How much protein should we eat?

  • Active lifestyle: 1.6g of protein/1Kg Bodyweight. If you weigh 75kg (165lbs) multiply 1.6 x 75 =120g
  • Weight loss: 1.8-2.2g/Kg Bodyweight. Adding more protein while improving body composition not only helps build more muscle but also prevents as much muscle loss.
  • Athletic performance: 2.2-2.5g/Kg bodyweight.

Review of CoreBlend Performance Nutrition’s Elevate Whey Protein:

  • Elevate Whey is a 100% whey isolate. There are no blends of concentrate, caseins, and other various types of protein. We kept it this way to cut back on the amount of Lactose (sugar found in dairy) to help prevent as much sensitivity to the product as well promote fast digestion and fast absorption.
  • We added two digestive enzymes to the mix, Lactase and Papain. Lactase is an enzyme that breaks down Lactose. It splits the lactose and helps convert lactose into glucose and galactose (2 other types of sugars). This helps with digestion, absorption, and sensitivity. Papain is a proteolytic enzyme that comes from papaya. Papain specifically breaks down amino acids into smaller strings of proteins which makes absorption easier and faster.
  • 1 serving of Elevate contains 25 grams of high quality protein, 1.5g of fat, and only 2g of sugar coming in at 130 calories.
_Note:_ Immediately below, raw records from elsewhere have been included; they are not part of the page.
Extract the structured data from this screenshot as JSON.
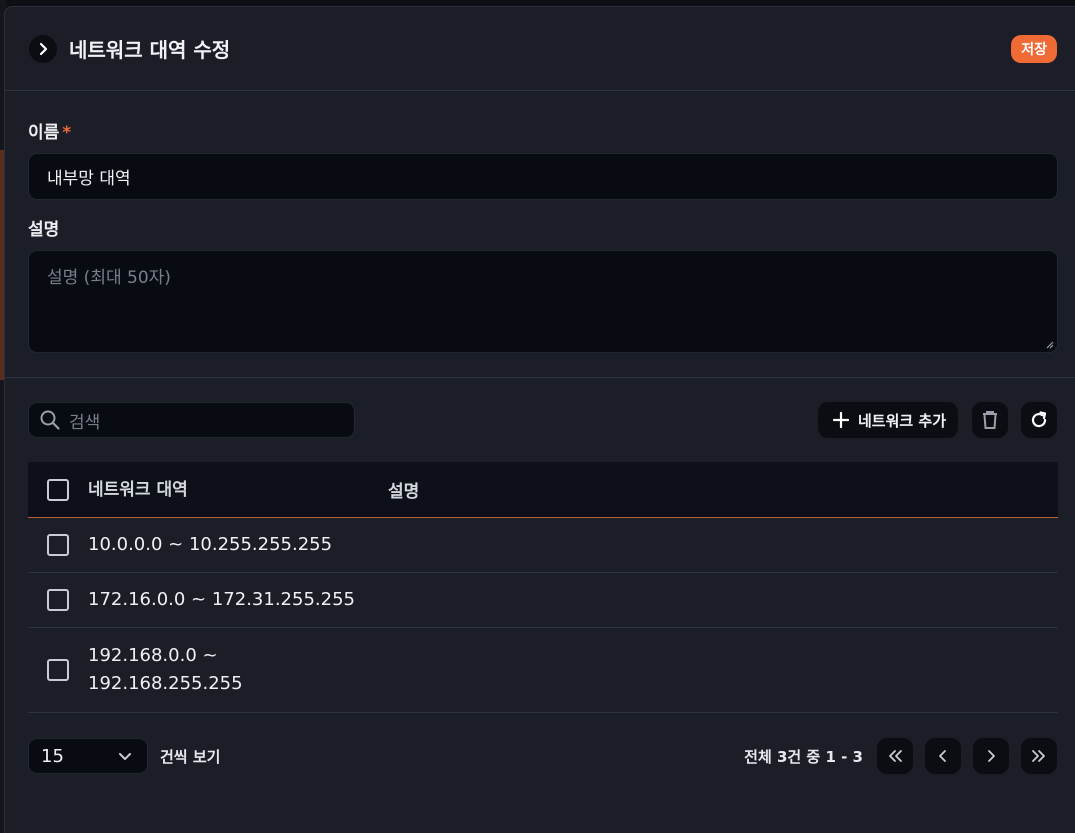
{
  "header": {
    "title": "네트워크 대역 수정",
    "save_label": "저장"
  },
  "form": {
    "name_label": "이름",
    "required_mark": "*",
    "name_value": "내부망 대역",
    "description_label": "설명",
    "description_placeholder": "설명 (최대 50자)"
  },
  "toolbar": {
    "search_placeholder": "검색",
    "add_label": "네트워크 추가"
  },
  "table": {
    "columns": [
      "네트워크 대역",
      "설명"
    ],
    "rows": [
      {
        "range": "10.0.0.0 ~ 10.255.255.255",
        "description": ""
      },
      {
        "range": "172.16.0.0 ~ 172.31.255.255",
        "description": ""
      },
      {
        "range": "192.168.0.0 ~ 192.168.255.255",
        "description": ""
      }
    ]
  },
  "pagination": {
    "page_size": "15",
    "per_page_label": "건씩 보기",
    "summary": "전체 3건 중 1 - 3"
  },
  "colors": {
    "accent": "#ef6a34",
    "panel_bg": "#1b1e27",
    "input_bg": "#080b12"
  }
}
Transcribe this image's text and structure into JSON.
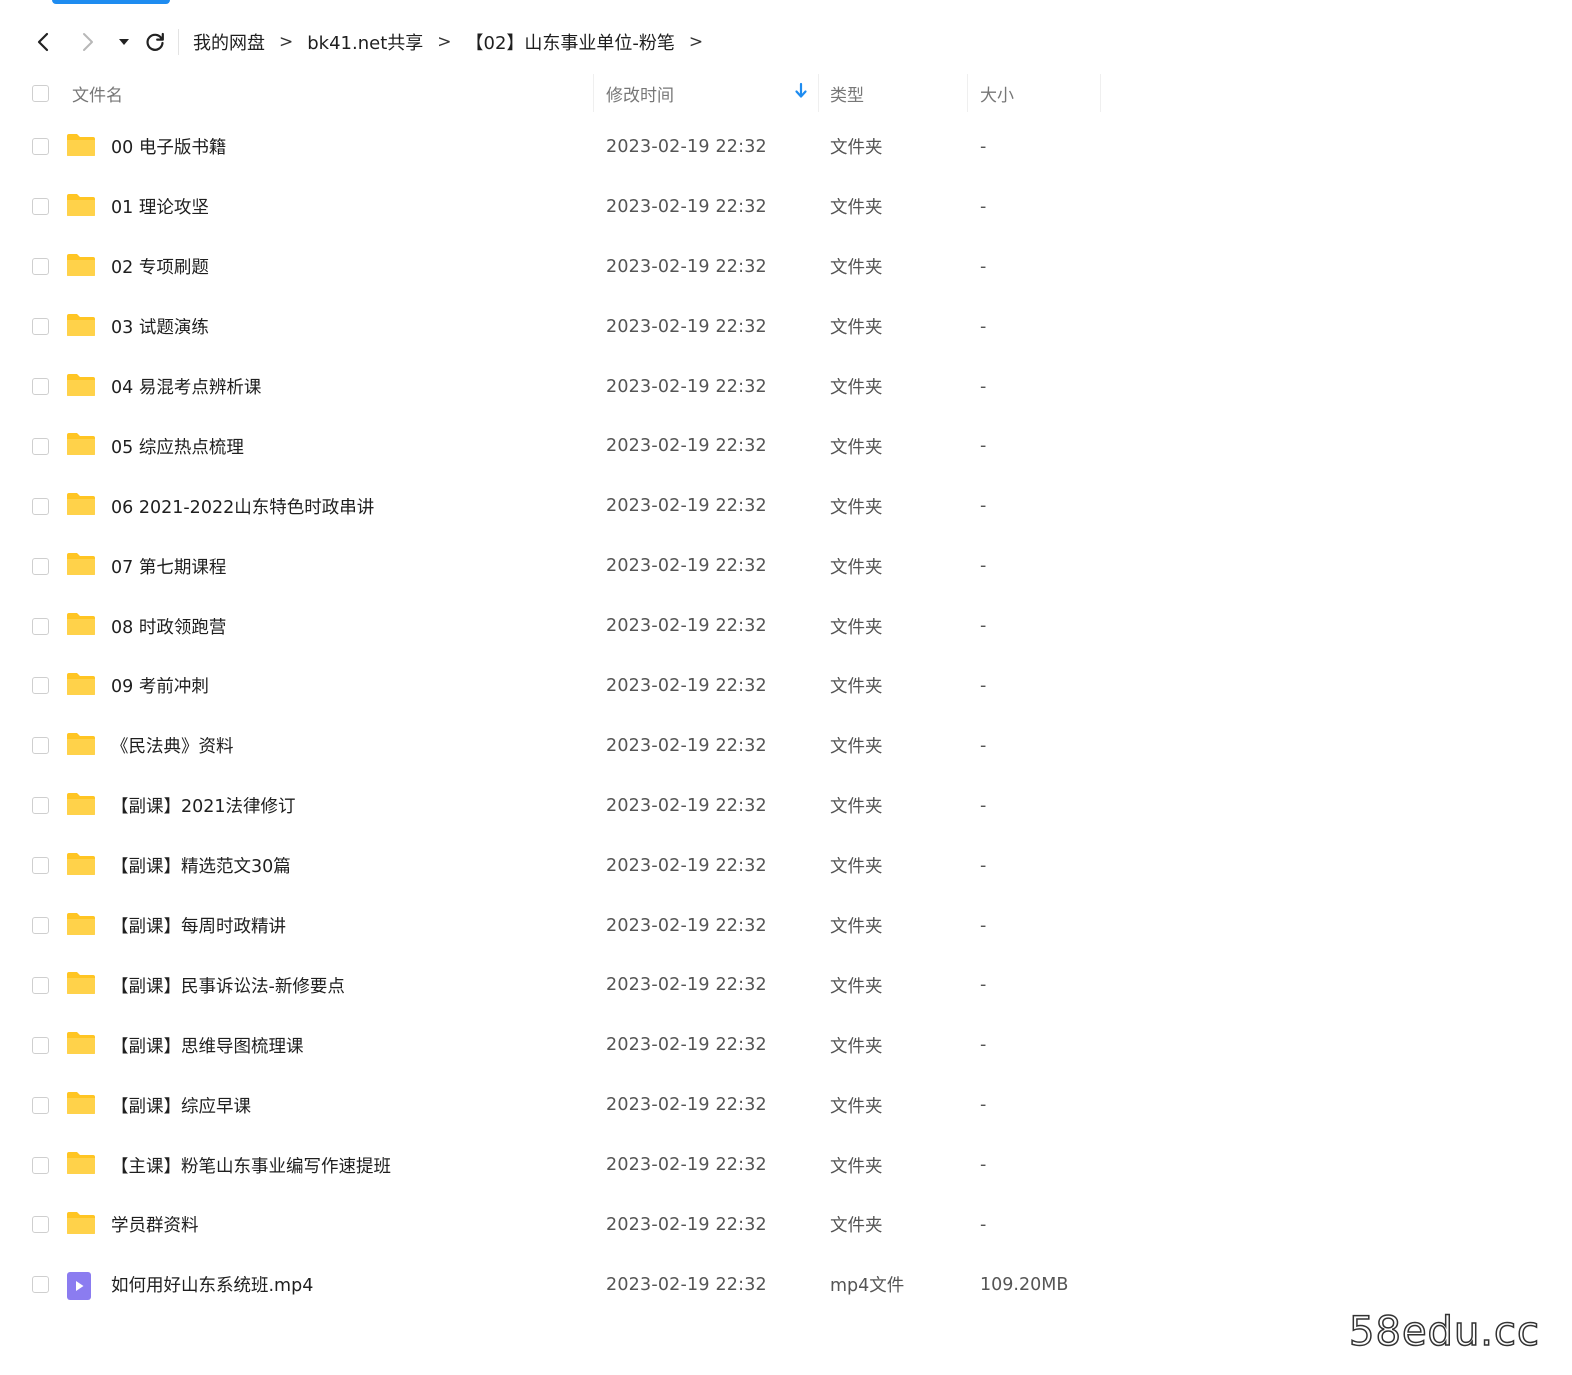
{
  "breadcrumb": {
    "items": [
      "我的网盘",
      "bk41.net共享",
      "【02】山东事业单位-粉笔"
    ],
    "separator": ">"
  },
  "columns": {
    "name": "文件名",
    "modified": "修改时间",
    "type": "类型",
    "size": "大小"
  },
  "files": [
    {
      "name": "00 电子版书籍",
      "modified": "2023-02-19 22:32",
      "type": "文件夹",
      "size": "-",
      "icon": "folder-icon"
    },
    {
      "name": "01 理论攻坚",
      "modified": "2023-02-19 22:32",
      "type": "文件夹",
      "size": "-",
      "icon": "folder-icon"
    },
    {
      "name": "02 专项刷题",
      "modified": "2023-02-19 22:32",
      "type": "文件夹",
      "size": "-",
      "icon": "folder-icon"
    },
    {
      "name": "03 试题演练",
      "modified": "2023-02-19 22:32",
      "type": "文件夹",
      "size": "-",
      "icon": "folder-icon"
    },
    {
      "name": "04 易混考点辨析课",
      "modified": "2023-02-19 22:32",
      "type": "文件夹",
      "size": "-",
      "icon": "folder-icon"
    },
    {
      "name": "05 综应热点梳理",
      "modified": "2023-02-19 22:32",
      "type": "文件夹",
      "size": "-",
      "icon": "folder-icon"
    },
    {
      "name": "06 2021-2022山东特色时政串讲",
      "modified": "2023-02-19 22:32",
      "type": "文件夹",
      "size": "-",
      "icon": "folder-icon"
    },
    {
      "name": "07 第七期课程",
      "modified": "2023-02-19 22:32",
      "type": "文件夹",
      "size": "-",
      "icon": "folder-icon"
    },
    {
      "name": "08 时政领跑营",
      "modified": "2023-02-19 22:32",
      "type": "文件夹",
      "size": "-",
      "icon": "folder-icon"
    },
    {
      "name": "09 考前冲刺",
      "modified": "2023-02-19 22:32",
      "type": "文件夹",
      "size": "-",
      "icon": "folder-icon"
    },
    {
      "name": "《民法典》资料",
      "modified": "2023-02-19 22:32",
      "type": "文件夹",
      "size": "-",
      "icon": "folder-icon"
    },
    {
      "name": "【副课】2021法律修订",
      "modified": "2023-02-19 22:32",
      "type": "文件夹",
      "size": "-",
      "icon": "folder-icon"
    },
    {
      "name": "【副课】精选范文30篇",
      "modified": "2023-02-19 22:32",
      "type": "文件夹",
      "size": "-",
      "icon": "folder-icon"
    },
    {
      "name": "【副课】每周时政精讲",
      "modified": "2023-02-19 22:32",
      "type": "文件夹",
      "size": "-",
      "icon": "folder-icon"
    },
    {
      "name": "【副课】民事诉讼法-新修要点",
      "modified": "2023-02-19 22:32",
      "type": "文件夹",
      "size": "-",
      "icon": "folder-icon"
    },
    {
      "name": "【副课】思维导图梳理课",
      "modified": "2023-02-19 22:32",
      "type": "文件夹",
      "size": "-",
      "icon": "folder-icon"
    },
    {
      "name": "【副课】综应早课",
      "modified": "2023-02-19 22:32",
      "type": "文件夹",
      "size": "-",
      "icon": "folder-icon"
    },
    {
      "name": "【主课】粉笔山东事业编写作速提班",
      "modified": "2023-02-19 22:32",
      "type": "文件夹",
      "size": "-",
      "icon": "folder-icon"
    },
    {
      "name": "学员群资料",
      "modified": "2023-02-19 22:32",
      "type": "文件夹",
      "size": "-",
      "icon": "folder-icon"
    },
    {
      "name": "如何用好山东系统班.mp4",
      "modified": "2023-02-19 22:32",
      "type": "mp4文件",
      "size": "109.20MB",
      "icon": "video-file-icon"
    }
  ],
  "watermark": "58edu.cc",
  "colors": {
    "accent": "#1e8cf0",
    "folder": "#ffc523",
    "video": "#8b7cf0"
  }
}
It also has a great amino acid profile and contains 5g of BCAA’s, which we touched on up above.
  • Since Elevate is a 100% isolate, the mixability is great. If you add 1 scoop of Elevate to 8-12 ounces of water it does not clump and mixes great.
  • We may be a bit biased on flavor, but so far we have gotten great feedback from our customers on taste. We hope that you will be the next one to give it a try!

Thank you for taking the time to read!

References:

  1. https://www.ncbi.nlm.nih.gov/pubmed/16365087
  2. https://www.ncbi.nlm.nih.gov/pubmed/11205219/
  3. https://www.ncbi.nlm.nih.gov/pubmed/16988909
  4. https://www.ncbi.nlm.nih.gov/pubmed/15570142
  5. https://www.ncbi.nlm.nih.gov/pubmed/15570142
  6. https://www.ncbi.nlm.nih.gov/pubmed/17240782
  7. https://www.ncbi.nlm.nih.gov/pubmed/20847729
  8. https://www.ncbi.nlm.nih.gov/pmc/articles/PMC2289832/
  9. https://www.ncbi.nlm.nih.gov/pubmed/21798863
  10. https://www.ncbi.nlm.nih.gov/pubmed/19893505
  11. https://www.ncbi.nlm.nih.gov/pubmed/10714858
  12. https://www.ncbi.nlm.nih.gov/pubmed/22995389
  13. https://www.ncbi.nlm.nih.gov/pubmed/10837296

Leave a Reply